Comparing the women he sleeps with to the women he sees on screen, he teaches us that porn necessitates a voluptuous figure, excellent blowjob skills, and willingness to try out different sexual positions, all which, at least in Jon’s mind, the real thing falls short of. And so it goes that the early portion of film charts his jersey shore style courting as he bumps, grinds and takes home a different girl at every opportunity.
But then he meets Barbara Sugarman, for all intents and purposes, the porn ideal physically, but not the easy lay he is used to. Failing to sleep with her on the first night, he pursues her, tracking her down online and arranging a date. Barbara, played by the beautiful Scarlett Johansson (Under the Skin/ Vicky Christina Barcelona), quickly makes her intentions clear: she wants a real man and isn’t out to fool around. Playing to her affections, Jon maintains he is after the same thing, to which a relationship starts to blossom between them.
Here we assume that Barbara is going to be the making of the Jon- she encourages him to return to college, puts a smile on the face of his parents and opens his eyes up to the possibility of love. But alas, no soon have they slept together and Jon is off in the other room, jacking off and telling us where Barbara went wrong. Catching him in with an inappropriate clip on screen, Barbara shoots into a fit of rage, believing Jon to be both perverted and insatiable. He assures her that he was simply watching a clip his buddy sent him, and at least for a short while gets off with a slap on his wrist.
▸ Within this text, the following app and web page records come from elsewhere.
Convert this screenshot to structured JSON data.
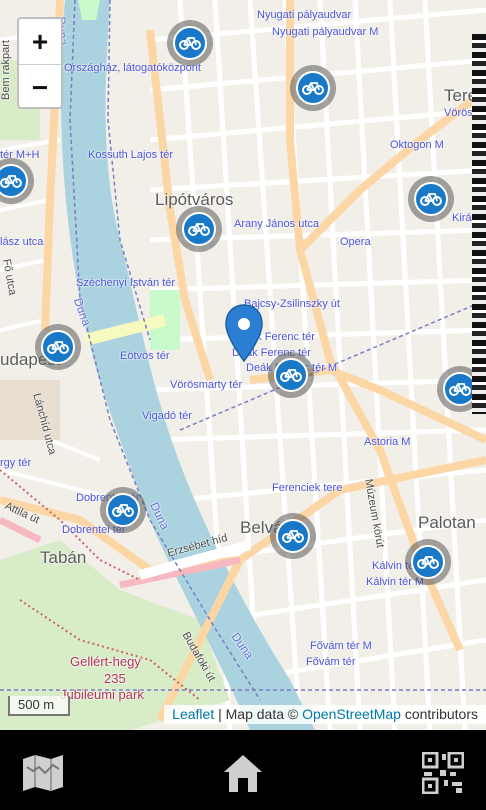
{
  "map": {
    "zoom_in": "+",
    "zoom_out": "−",
    "scale": "500 m",
    "attribution": {
      "leaflet": "Leaflet",
      "separator": " | Map data © ",
      "osm": "OpenStreetMap",
      "suffix": " contributors"
    },
    "labels": {
      "lipotvaros": "Lipótváros",
      "terez": "Teréz",
      "budapest": "udapest",
      "taban": "Tabán",
      "palotan": "Palotan",
      "belvaros": "Belváros",
      "bem_rakpart": "Bem rakpart",
      "nyugati1": "Nyugati pályaudvar",
      "nyugati2": "Nyugati pályaudvar M",
      "orszaghaz": "Országház, látogatóközpont",
      "kossuth": "Kossuth Lajos tér",
      "kossuth_m": "tér M+H",
      "oktogon": "Oktogon M",
      "voros": "Vörös",
      "arany": "Arany János utca",
      "opera": "Opera",
      "kiraly": "Kirá",
      "halasz": "lász utca",
      "fo_utca": "Fő utca",
      "szechenyi": "Széchenyi István tér",
      "bajcsy": "Bajcsy-Zsilinszky út",
      "deak1": "Deák Ferenc tér",
      "deak2": "Deák Ferenc tér",
      "deak_m": "Deák Ferenc tér M",
      "eotvos": "Eötvös tér",
      "vorosmarty": "Vörösmarty tér",
      "vigado": "Vigadó tér",
      "lanchid": "Lánchíd utca",
      "astoria": "Astoria M",
      "ferenciek": "Ferenciek tere",
      "muzeum": "Múzeum körút",
      "dobrentei1": "Dobrentei tér",
      "dobrentei2": "Dobrentei tér",
      "erzsebet": "Erzsébet híd",
      "attila": "Attila út",
      "kalvin1": "Kálvin tér",
      "kalvin2": "Kálvin tér M",
      "fovam1": "Fővám tér M",
      "fovam2": "Fővám tér",
      "gellert": "Gellért-hegy",
      "gellert_h": "235",
      "jubileumi": "Jubileumi park",
      "budafoki": "Budafoki út",
      "duna1": "Duna",
      "duna2": "Duna",
      "duna3": "Duna",
      "duna4": "Duna",
      "rgy": "rgy tér"
    }
  },
  "colors": {
    "station": "#1a78c8",
    "pin": "#2a7fd4",
    "river": "#aad3df",
    "major_road": "#fcd6a4",
    "park": "#c8facc"
  },
  "icons": {
    "station": "bicycle-icon",
    "pin": "location-pin-icon",
    "nav_map": "map-icon",
    "nav_home": "home-icon",
    "nav_qr": "qr-code-icon"
  }
}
But early worry soon turns into full blown paranoia, as Barbara raids his laptop and confronts him about his search history. Aligning himself with the male species, he maintains that porn is something which every guy watches, regardless of whether they’re in a relationship or not. Here, the film begs the question, how common is porn consumption among young men and does it represent a form of infidelity?
For Roman Catholic Barbara at least it’s a deviation from the norm, and ultimately costs them any chance of a future together. Possessive and needy in equal measures, she loathes the bachelor life that Jon has become accustomed to, down even to the brillo pads he buys to clean his apartment. Physical chemistry aside it’s clear that Barbara isn’t “the one”. Interestingly, for all his vices, Jon regularly attends church and represents his sins. Yet despite the countless Hail Mary’s he receives he cannot quite seem to shake his weakness for onanism, a weakness which in actual fact is simply a matter of having not met the right woman.
His metamorphosis takes the form of Esther (Julianne Moore)- a unassuming plain- jane he meets at college. Esther is everything that Barbara isn’t: open minded, understanding, gentle, 10 years his senior. And Instead of condemning his porn habit Esther embraces it- giving him an obscure blue movie to watch and asking, what is it that porn gives you that a real woman can’t? Re framing Jon’s perspective, she teaches tenderness in place of lust, selflessness over self interest, and mind- body unity, not superficiality. With the gel out of his air, and the Hail Mary’s at a bare minimum, Jon shows all the signs of a changed man; an acquired knowledge that love for another is so much greater than love for oneself.
Don Jon is one of the few Rom Coms to have spoken to me as a man; to have sympathized with chauvinistic views on women and sex and contextualized the meaning of porn intuitively. For these reasons I consider it an original piece, and a must see for any guy who normally can’t stand what the genre has to offer.